The Ivy is famed for their desserts. I had tried the White chocolate and Iced Scandanavian Berries on a previous visit. To date it is one of the best, simplest and most inventive desserts I have ever had. Luscious warm white chocolate is poured at the table over Fresh frozen berries in a performance akin to an M & S advert. In the same way, it certainly qualifies as ‘food porn’ and tastes as good as one would expect. The chocolate slowly but persistently breaks the icy reserve of the berries, which become increasingly softened and juicy. Each bite is a different experience. The pudding transforms as you eat it and no matter how much you have indulged in the preceding courses, you are invariably left wanting more.
This time I opted for the White Chocolate Cheesecake, and what a choice it turned out to be. The bullet-shaped cheesecake shot over to my table. Rather than the crumbly base that orthodox cheesecakes are supported by, this novel sweet lay on its side, accompanied by a bourbon-style biscuit.
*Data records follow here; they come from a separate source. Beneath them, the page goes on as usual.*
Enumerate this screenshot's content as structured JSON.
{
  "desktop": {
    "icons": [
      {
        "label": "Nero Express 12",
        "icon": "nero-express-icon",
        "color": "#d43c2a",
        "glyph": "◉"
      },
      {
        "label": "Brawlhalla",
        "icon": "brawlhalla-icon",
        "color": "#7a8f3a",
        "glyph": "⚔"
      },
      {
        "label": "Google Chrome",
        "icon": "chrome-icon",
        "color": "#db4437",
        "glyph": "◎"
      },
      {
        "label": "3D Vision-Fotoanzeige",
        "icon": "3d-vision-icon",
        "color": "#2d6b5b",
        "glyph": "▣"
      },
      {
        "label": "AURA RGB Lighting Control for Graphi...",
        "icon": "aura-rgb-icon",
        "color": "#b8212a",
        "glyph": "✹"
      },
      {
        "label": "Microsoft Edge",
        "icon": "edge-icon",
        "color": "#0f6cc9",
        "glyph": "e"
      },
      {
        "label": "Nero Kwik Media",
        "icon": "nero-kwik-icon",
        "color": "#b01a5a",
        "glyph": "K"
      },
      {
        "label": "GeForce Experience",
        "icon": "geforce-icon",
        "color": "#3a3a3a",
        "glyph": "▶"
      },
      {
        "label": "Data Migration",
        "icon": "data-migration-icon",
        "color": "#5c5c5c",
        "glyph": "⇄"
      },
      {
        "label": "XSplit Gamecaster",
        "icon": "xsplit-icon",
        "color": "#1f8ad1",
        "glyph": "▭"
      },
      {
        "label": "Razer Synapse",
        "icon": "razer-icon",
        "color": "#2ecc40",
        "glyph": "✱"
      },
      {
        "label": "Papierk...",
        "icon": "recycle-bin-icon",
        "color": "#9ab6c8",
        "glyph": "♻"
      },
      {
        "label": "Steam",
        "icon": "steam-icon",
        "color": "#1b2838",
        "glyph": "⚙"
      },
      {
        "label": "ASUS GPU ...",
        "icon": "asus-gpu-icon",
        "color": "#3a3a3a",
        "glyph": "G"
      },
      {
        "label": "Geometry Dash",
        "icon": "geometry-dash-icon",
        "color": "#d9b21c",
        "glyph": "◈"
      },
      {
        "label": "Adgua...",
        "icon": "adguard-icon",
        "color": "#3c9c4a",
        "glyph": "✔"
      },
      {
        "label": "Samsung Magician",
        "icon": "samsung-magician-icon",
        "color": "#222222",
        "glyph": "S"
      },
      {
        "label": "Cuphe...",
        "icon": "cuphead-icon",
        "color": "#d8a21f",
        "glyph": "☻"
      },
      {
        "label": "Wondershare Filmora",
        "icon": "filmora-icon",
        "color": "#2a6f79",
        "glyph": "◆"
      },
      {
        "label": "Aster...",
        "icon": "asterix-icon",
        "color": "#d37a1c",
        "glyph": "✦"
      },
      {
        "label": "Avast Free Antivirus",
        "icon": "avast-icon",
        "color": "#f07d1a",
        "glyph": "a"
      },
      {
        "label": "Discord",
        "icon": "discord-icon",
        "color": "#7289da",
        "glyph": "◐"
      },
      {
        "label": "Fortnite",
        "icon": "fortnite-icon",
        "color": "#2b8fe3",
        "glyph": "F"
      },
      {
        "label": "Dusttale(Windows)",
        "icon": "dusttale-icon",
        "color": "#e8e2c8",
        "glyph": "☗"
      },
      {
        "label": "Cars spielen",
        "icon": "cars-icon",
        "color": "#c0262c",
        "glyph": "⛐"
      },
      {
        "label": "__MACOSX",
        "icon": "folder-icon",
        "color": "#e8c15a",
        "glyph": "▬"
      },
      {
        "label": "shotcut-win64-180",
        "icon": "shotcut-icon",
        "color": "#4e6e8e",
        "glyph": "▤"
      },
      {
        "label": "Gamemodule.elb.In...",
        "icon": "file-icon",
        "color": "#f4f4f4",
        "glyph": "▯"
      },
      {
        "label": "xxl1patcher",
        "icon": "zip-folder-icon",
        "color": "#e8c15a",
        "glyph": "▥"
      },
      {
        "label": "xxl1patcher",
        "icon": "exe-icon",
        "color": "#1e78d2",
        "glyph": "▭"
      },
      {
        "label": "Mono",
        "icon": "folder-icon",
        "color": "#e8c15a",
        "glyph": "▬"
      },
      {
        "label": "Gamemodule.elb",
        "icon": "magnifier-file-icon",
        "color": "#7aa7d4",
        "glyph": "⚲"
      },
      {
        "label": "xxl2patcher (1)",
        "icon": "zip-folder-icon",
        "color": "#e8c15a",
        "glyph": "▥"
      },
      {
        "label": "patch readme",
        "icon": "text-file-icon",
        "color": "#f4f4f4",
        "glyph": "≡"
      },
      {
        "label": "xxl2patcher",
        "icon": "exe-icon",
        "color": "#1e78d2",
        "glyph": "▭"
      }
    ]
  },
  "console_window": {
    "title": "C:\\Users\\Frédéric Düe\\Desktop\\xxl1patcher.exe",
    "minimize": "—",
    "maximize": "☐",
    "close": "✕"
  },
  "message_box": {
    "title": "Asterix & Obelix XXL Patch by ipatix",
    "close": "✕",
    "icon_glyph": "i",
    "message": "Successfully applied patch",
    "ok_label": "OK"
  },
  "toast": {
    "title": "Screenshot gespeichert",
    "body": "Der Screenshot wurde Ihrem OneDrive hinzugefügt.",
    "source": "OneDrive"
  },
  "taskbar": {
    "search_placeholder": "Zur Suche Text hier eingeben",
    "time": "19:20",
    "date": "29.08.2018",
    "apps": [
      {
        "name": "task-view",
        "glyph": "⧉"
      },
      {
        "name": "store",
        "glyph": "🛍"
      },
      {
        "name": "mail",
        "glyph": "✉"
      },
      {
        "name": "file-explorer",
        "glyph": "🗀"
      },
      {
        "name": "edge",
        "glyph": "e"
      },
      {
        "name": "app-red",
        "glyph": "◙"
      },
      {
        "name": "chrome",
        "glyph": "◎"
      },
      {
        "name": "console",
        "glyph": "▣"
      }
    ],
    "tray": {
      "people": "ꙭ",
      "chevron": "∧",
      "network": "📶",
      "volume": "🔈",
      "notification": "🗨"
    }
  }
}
Whether or not its leaning tower of Pisa constitution contributed to the taste, it is a remarkable dish, an absolute triumph. White chocolate flakes are delicately woven into the creamy body. The finishing touch is inspired: blood oranges surround the cake and add a bitter, fruity factor to the fluffy mix, without riling the mellow mascarpone.
Dining at places like The Ivy is comparable to choosing your favorite super-car. You know the quality will be abundant, you know it will be a memorable occasion and you know the person you have taken along on the ride will have a fantastic time. It is the little things that make the difference; that can really enhance an already fantastic outing – the décor, the atmosphere, the service and so on. The atmosphere is aided by a décor which was classic and stylish, classy without a contrived pretence which prevents people from feeling uncomfortable or misplaced. The Service was rather mechanical and cold which is entirely unsurprising – I’m sure the waiting staff is warned against putting off some of their more famous diners by coming across as star-struck or sycophantic, where as in other places that could be detrimental, it seems to work here.
So there you have it . . . the perfect meal. Every single course perfectly made and delicious. Even the simple and classic dishes made to stand out and served with an interesting and original variation. Perfect for any occasion (particularly a romantic date or a treat), open until late for the post Theatre crowd and open seven days a week. The Ivy is a real Tour de Force in restaurants and with an aura that seems solid enough to survive even nuclear war.
1-5 West Street
London, WC2H 9NQ